1. Expense

Any court process can be expensive; however, probate court is full of hidden cost and fees.  Your heirs may have to pay filing fees, place a bond to secure the assets, legal fees, and many other hidden costs.

2. Time & Ease of Transition

I believe that the time spent is the biggest inconvenience when it comes to filing with the Probate Court.  Let me give you one example of the difference between using a Will and using a Trust to transfer assets:

TRUST a woman passes away and leaves her home to her daughter via trust.  While the woman is alive, the Trust actually owns her home and she is the beneficiary and Trustee – so she is effectively the owner, but not in name.  When the woman passes away, the Trust still owns her property; however, the daughter is the backup beneficiary.  This means that there is no waiting or paperwork needed to transfer ownership of the home.  The daughter is immediately free as backup Trustee and beneficiary to sell the property or live in it or to do whatever else she pleases.

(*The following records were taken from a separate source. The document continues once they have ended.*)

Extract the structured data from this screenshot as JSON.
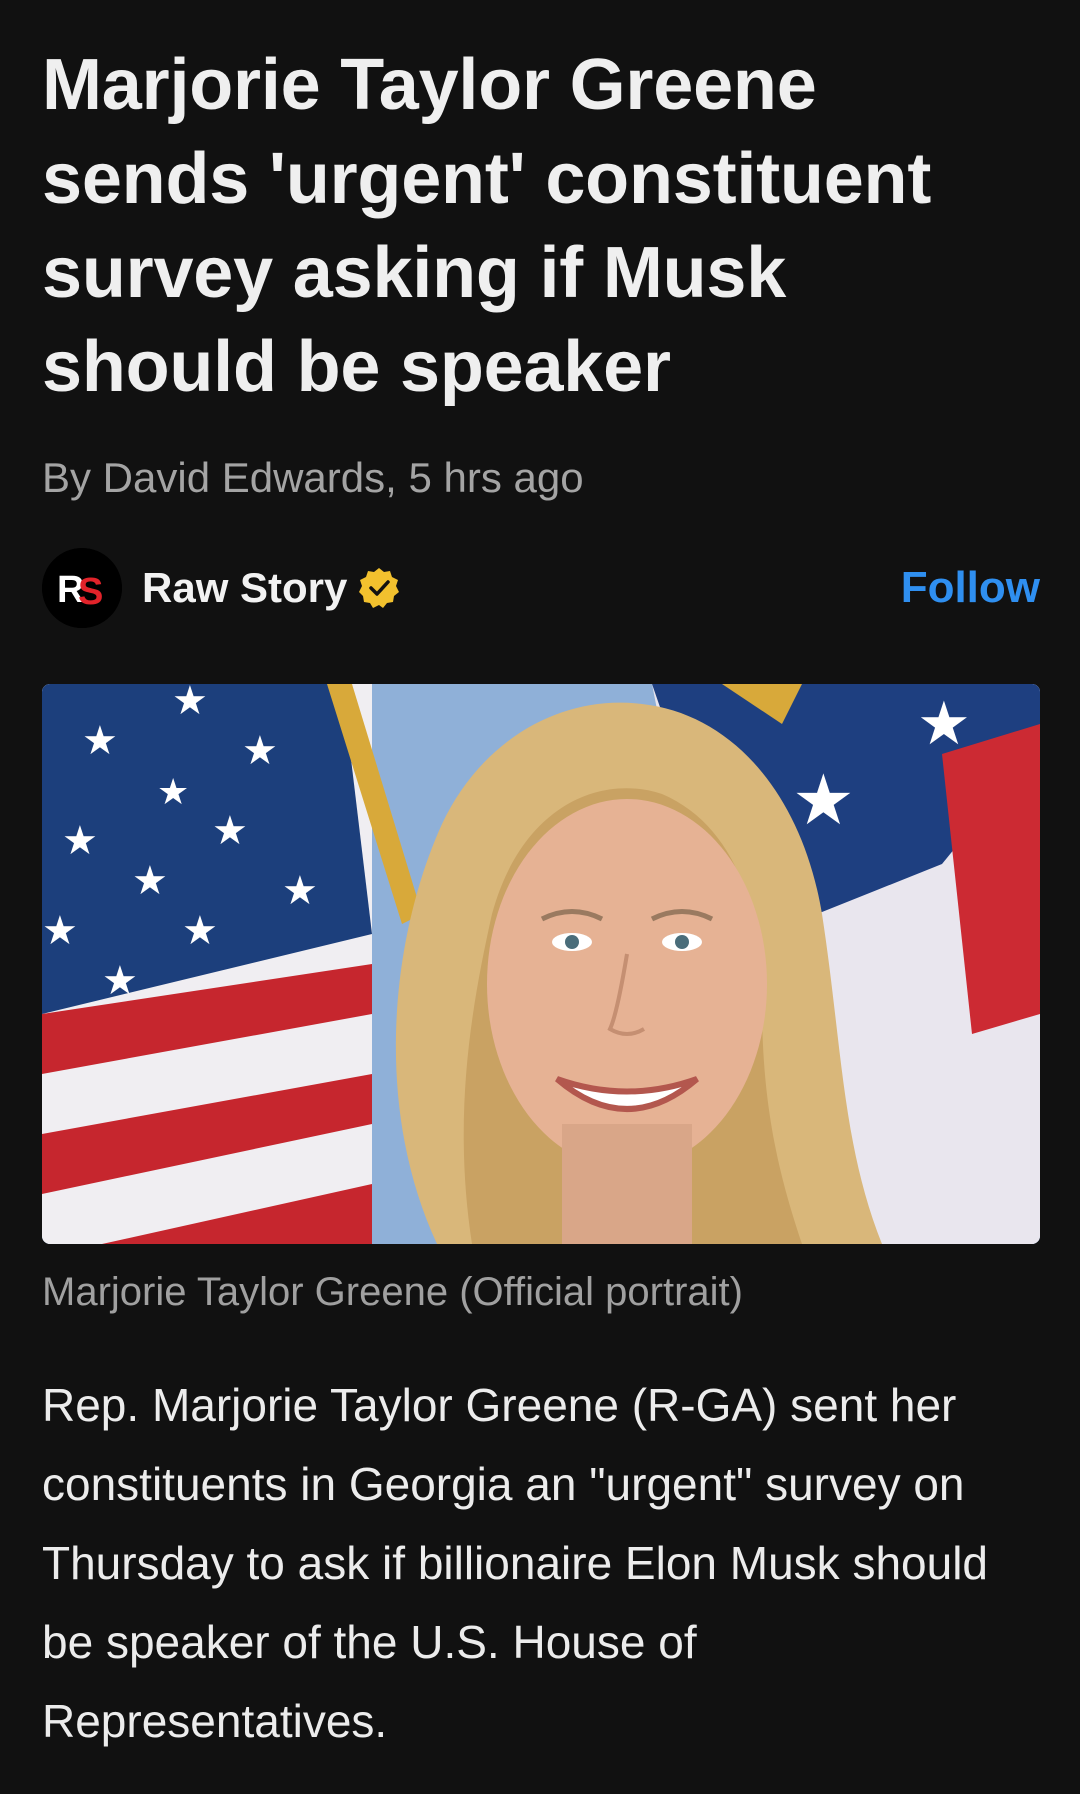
{
  "article": {
    "headline": "Marjorie Taylor Greene sends 'urgent' constituent survey asking if Musk should be speaker",
    "byline": "By David Edwards, 5 hrs ago",
    "caption": "Marjorie Taylor Greene (Official portrait)",
    "body": "Rep. Marjorie Taylor Greene (R-GA) sent her constituents in Georgia an \"urgent\" survey on Thursday to ask if billionaire Elon Musk should be speaker of the U.S. House of Representatives."
  },
  "source": {
    "name": "Raw Story",
    "logo_text": "RS",
    "follow_label": "Follow",
    "logo_icon": "raw-story-logo",
    "verified_icon": "verified-badge-icon"
  },
  "colors": {
    "background": "#111111",
    "accent": "#2f8ff0",
    "verified": "#f2c12e",
    "logo_red": "#e2232a"
  }
}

WILL  For a woman who leaves the house to her daughter via a will, there is no easy transition.  When the woman passes away, the ownership of the home becomes in question – to be resolved by the Will.   The daughter must file an action in the Probate Court.  In the mean time, someone has to pay for the upkeep of the house, condo fees, mortgage payments, gas, heat, electric, etc.  The daughter cannot sell the house without special approval from the Court.  Even if the Court gives her the special approval to sell, she has to wait for the original Will filing to be processed and only then can she request a court date for the judge to hear her motion to sell.  She will likely wait two or three months for that court date, and then after she sees the judge, she has to wait again for the judge’s decision to be mailed to her.  Then, only if the judge says yes – may she put the home on the market for sale.  In the mean time, she has likely paid many thousands of dollars out of pocket, with the house just sitting there unable to be sold.

This is just one example, but there are many more.   Using Trusts allows for an ease of transition that you just do not get with a Will.

3. Privacy

Keep matters private at the time you die.  The trust does not have to be recorded nor publicized anywhere, unlike a will.  People do not have to know how you are disposing of your estate, nor the amount of your assets.  By staying out of probate court, you can keep your affairs private.  Trusts are private documents. Even with a Realty Trust, only the Certificate of Trust needs to be filed with the Registry.  Your schedule of beneficiaries remains private information.

Learn more about different types of Trusts here:

A/B Revocable Trust

Pourover Wills

Irrevocable Trust

Third-Party Special Needs Trust

Realty Trust